Data entries
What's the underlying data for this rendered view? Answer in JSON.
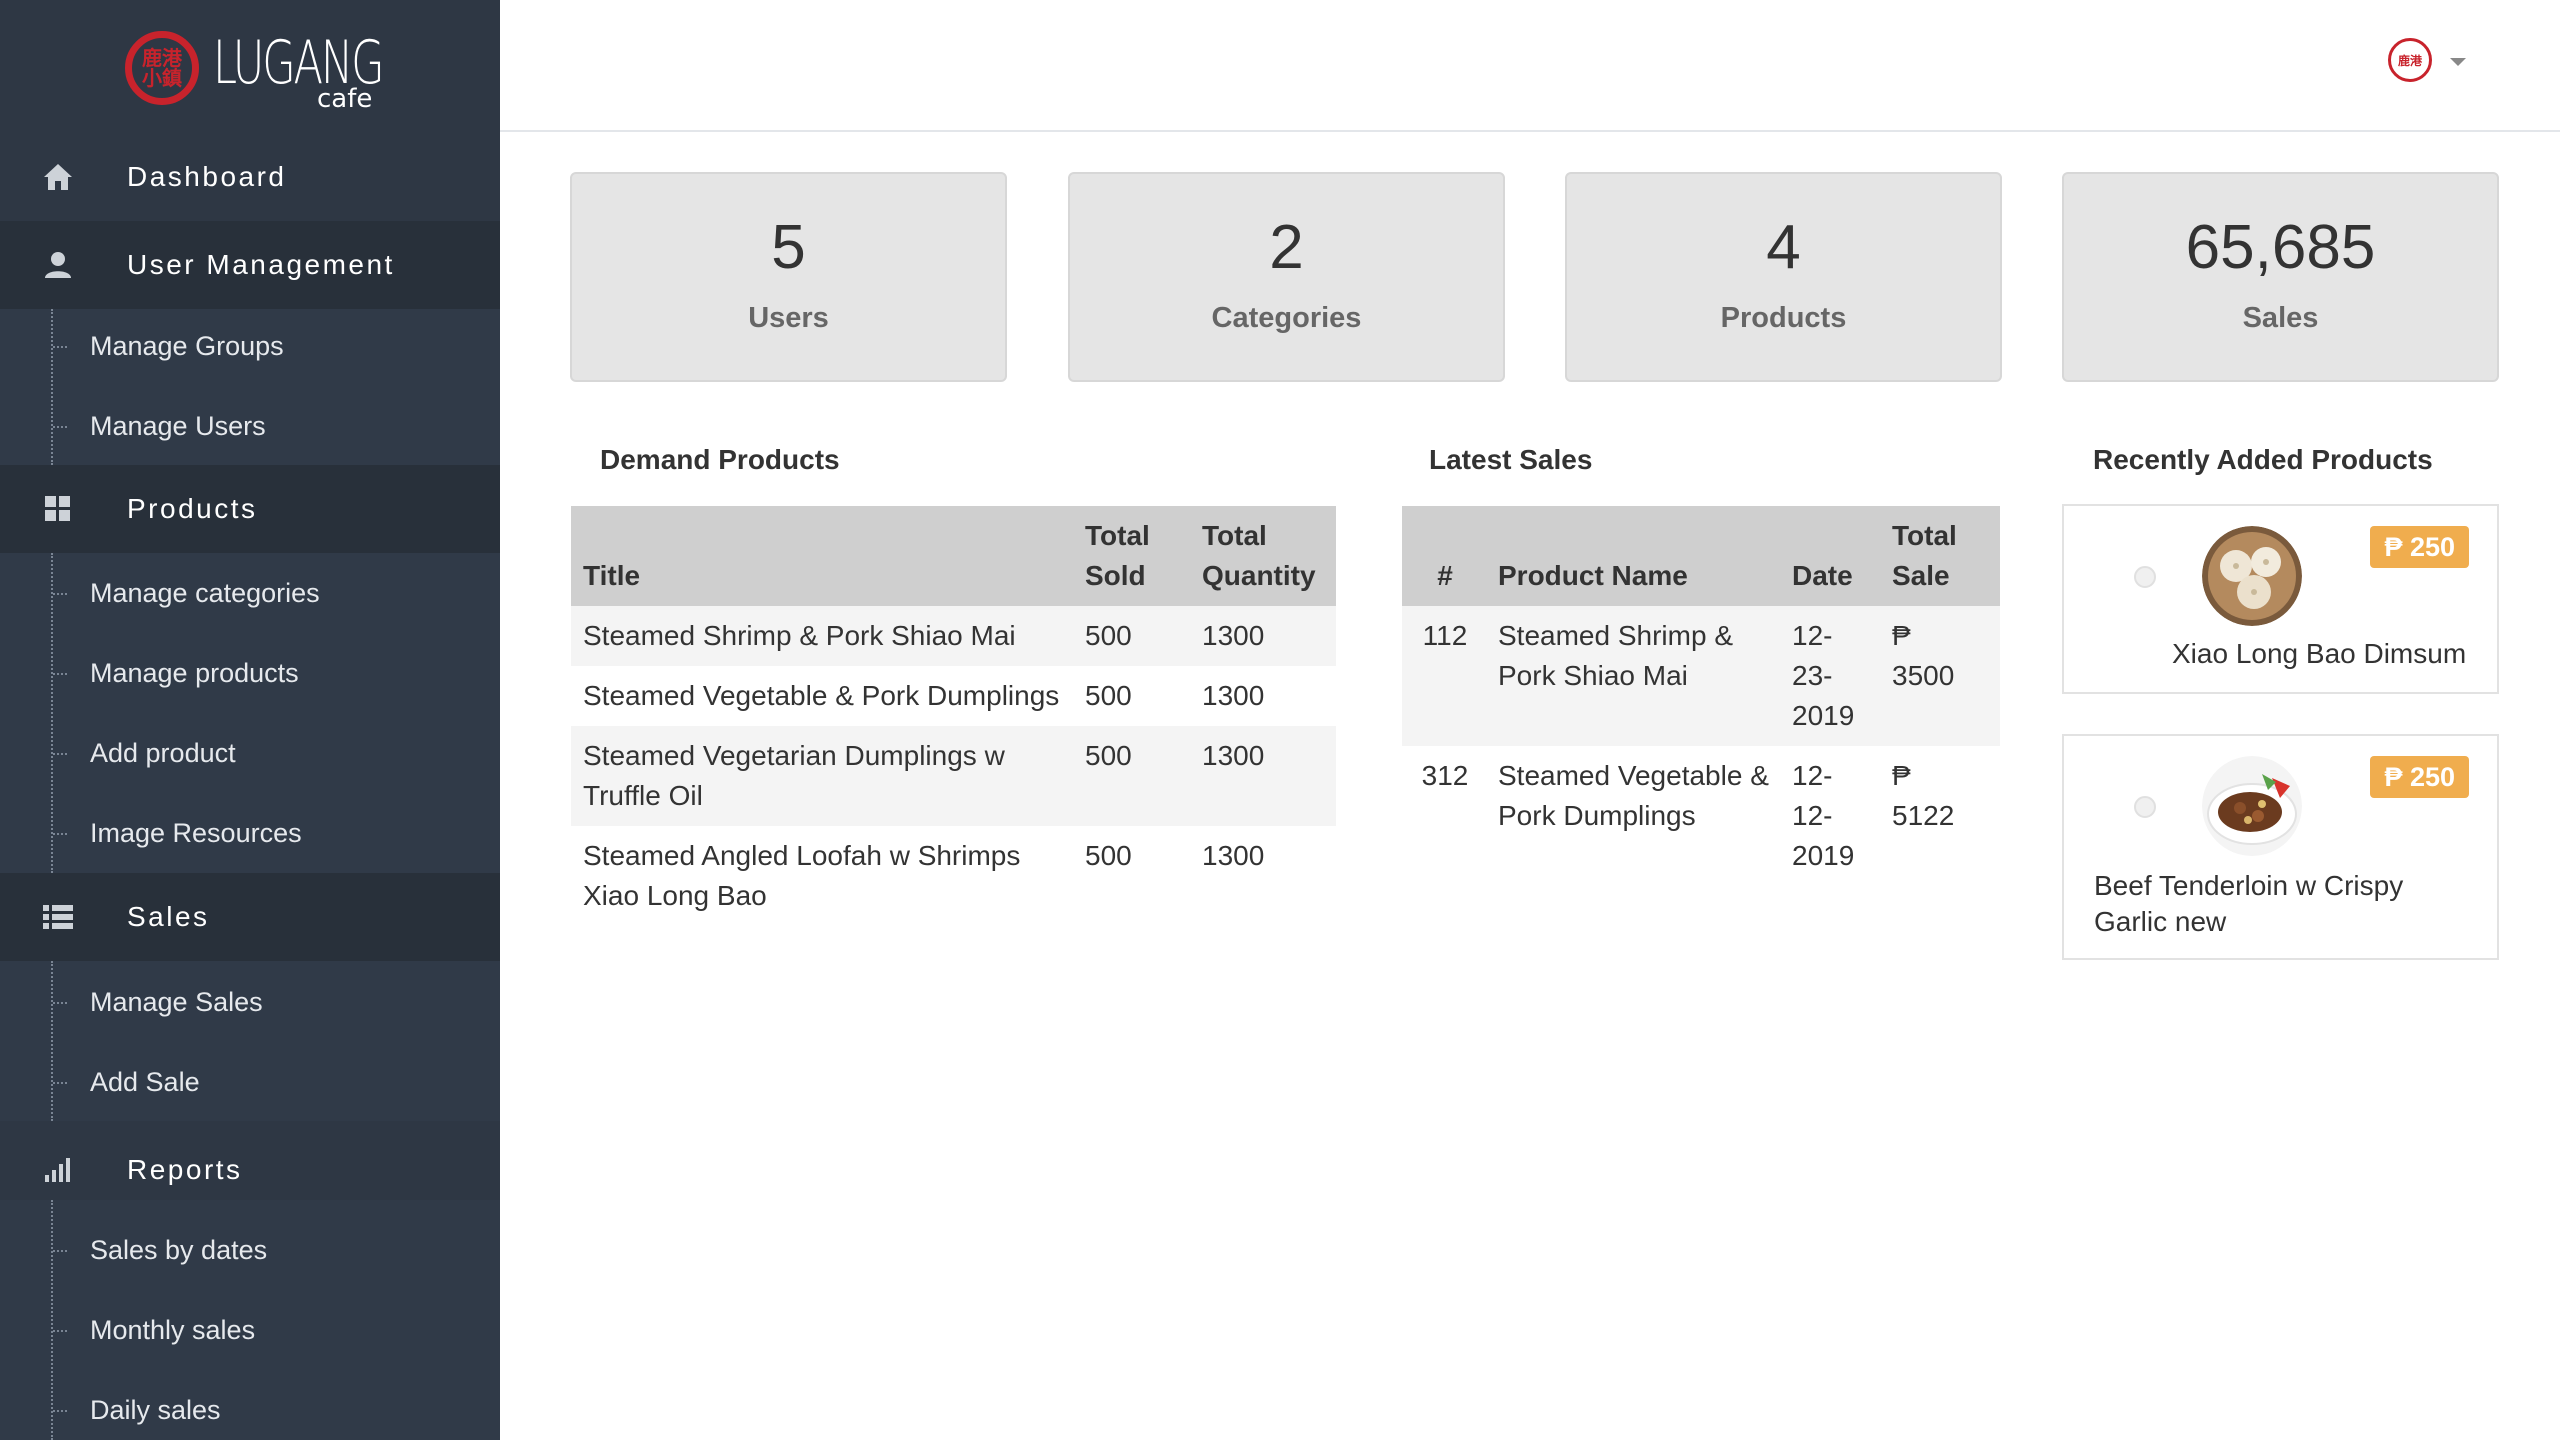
{
  "brand": {
    "name": "LUGANG",
    "sub": "cafe",
    "seal_text": "鹿港小鎮"
  },
  "sidebar": {
    "dashboard": "Dashboard",
    "user_management": {
      "label": "User Management",
      "items": [
        "Manage Groups",
        "Manage Users"
      ]
    },
    "products": {
      "label": "Products",
      "items": [
        "Manage categories",
        "Manage products",
        "Add product",
        "Image Resources"
      ]
    },
    "sales": {
      "label": "Sales",
      "items": [
        "Manage Sales",
        "Add Sale"
      ]
    },
    "reports": {
      "label": "Reports",
      "items": [
        "Sales by dates",
        "Monthly sales",
        "Daily sales"
      ]
    }
  },
  "stats": [
    {
      "value": "5",
      "label": "Users"
    },
    {
      "value": "2",
      "label": "Categories"
    },
    {
      "value": "4",
      "label": "Products"
    },
    {
      "value": "65,685",
      "label": "Sales"
    }
  ],
  "demand_products": {
    "title": "Demand Products",
    "headers": {
      "title": "Title",
      "sold_1": "Total",
      "sold_2": "Sold",
      "qty_1": "Total",
      "qty_2": "Quantity"
    },
    "rows": [
      {
        "title": "Steamed Shrimp & Pork Shiao Mai",
        "sold": "500",
        "qty": "1300"
      },
      {
        "title": "Steamed Vegetable & Pork Dumplings",
        "sold": "500",
        "qty": "1300"
      },
      {
        "title": "Steamed Vegetarian Dumplings w Truffle Oil",
        "sold": "500",
        "qty": "1300"
      },
      {
        "title": "Steamed Angled Loofah w Shrimps Xiao Long Bao",
        "sold": "500",
        "qty": "1300"
      }
    ]
  },
  "latest_sales": {
    "title": "Latest Sales",
    "headers": {
      "num": "#",
      "product": "Product Name",
      "date": "Date",
      "total_1": "Total",
      "total_2": "Sale"
    },
    "rows": [
      {
        "num": "112",
        "product": "Steamed Shrimp & Pork Shiao Mai",
        "date_1": "12-",
        "date_2": "23-",
        "date_3": "2019",
        "currency": "₱",
        "amount": "3500"
      },
      {
        "num": "312",
        "product": "Steamed Vegetable & Pork Dumplings",
        "date_1": "12-",
        "date_2": "12-",
        "date_3": "2019",
        "currency": "₱",
        "amount": "5122"
      }
    ]
  },
  "recent_products": {
    "title": "Recently Added Products",
    "items": [
      {
        "name": "Xiao Long Bao Dimsum",
        "price": "₱ 250"
      },
      {
        "name": "Beef Tenderloin w Crispy Garlic new",
        "price": "₱ 250"
      }
    ]
  },
  "colors": {
    "sidebar": "#2e3744",
    "accent_red": "#c8232c",
    "price_badge": "#f0ad4e"
  }
}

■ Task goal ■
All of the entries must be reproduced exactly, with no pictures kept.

■ The answer ■
What's the underlying data for this rendered view? Answer in JSON.
{
  "brand": {
    "name": "LUGANG",
    "sub": "cafe",
    "seal_text": "鹿港小鎮"
  },
  "sidebar": {
    "dashboard": "Dashboard",
    "user_management": {
      "label": "User Management",
      "items": [
        "Manage Groups",
        "Manage Users"
      ]
    },
    "products": {
      "label": "Products",
      "items": [
        "Manage categories",
        "Manage products",
        "Add product",
        "Image Resources"
      ]
    },
    "sales": {
      "label": "Sales",
      "items": [
        "Manage Sales",
        "Add Sale"
      ]
    },
    "reports": {
      "label": "Reports",
      "items": [
        "Sales by dates",
        "Monthly sales",
        "Daily sales"
      ]
    }
  },
  "stats": [
    {
      "value": "5",
      "label": "Users"
    },
    {
      "value": "2",
      "label": "Categories"
    },
    {
      "value": "4",
      "label": "Products"
    },
    {
      "value": "65,685",
      "label": "Sales"
    }
  ],
  "demand_products": {
    "title": "Demand Products",
    "headers": {
      "title": "Title",
      "sold_1": "Total",
      "sold_2": "Sold",
      "qty_1": "Total",
      "qty_2": "Quantity"
    },
    "rows": [
      {
        "title": "Steamed Shrimp & Pork Shiao Mai",
        "sold": "500",
        "qty": "1300"
      },
      {
        "title": "Steamed Vegetable & Pork Dumplings",
        "sold": "500",
        "qty": "1300"
      },
      {
        "title": "Steamed Vegetarian Dumplings w Truffle Oil",
        "sold": "500",
        "qty": "1300"
      },
      {
        "title": "Steamed Angled Loofah w Shrimps Xiao Long Bao",
        "sold": "500",
        "qty": "1300"
      }
    ]
  },
  "latest_sales": {
    "title": "Latest Sales",
    "headers": {
      "num": "#",
      "product": "Product Name",
      "date": "Date",
      "total_1": "Total",
      "total_2": "Sale"
    },
    "rows": [
      {
        "num": "112",
        "product": "Steamed Shrimp & Pork Shiao Mai",
        "date_1": "12-",
        "date_2": "23-",
        "date_3": "2019",
        "currency": "₱",
        "amount": "3500"
      },
      {
        "num": "312",
        "product": "Steamed Vegetable & Pork Dumplings",
        "date_1": "12-",
        "date_2": "12-",
        "date_3": "2019",
        "currency": "₱",
        "amount": "5122"
      }
    ]
  },
  "recent_products": {
    "title": "Recently Added Products",
    "items": [
      {
        "name": "Xiao Long Bao Dimsum",
        "price": "₱ 250"
      },
      {
        "name": "Beef Tenderloin w Crispy Garlic new",
        "price": "₱ 250"
      }
    ]
  },
  "colors": {
    "sidebar": "#2e3744",
    "accent_red": "#c8232c",
    "price_badge": "#f0ad4e"
  }
}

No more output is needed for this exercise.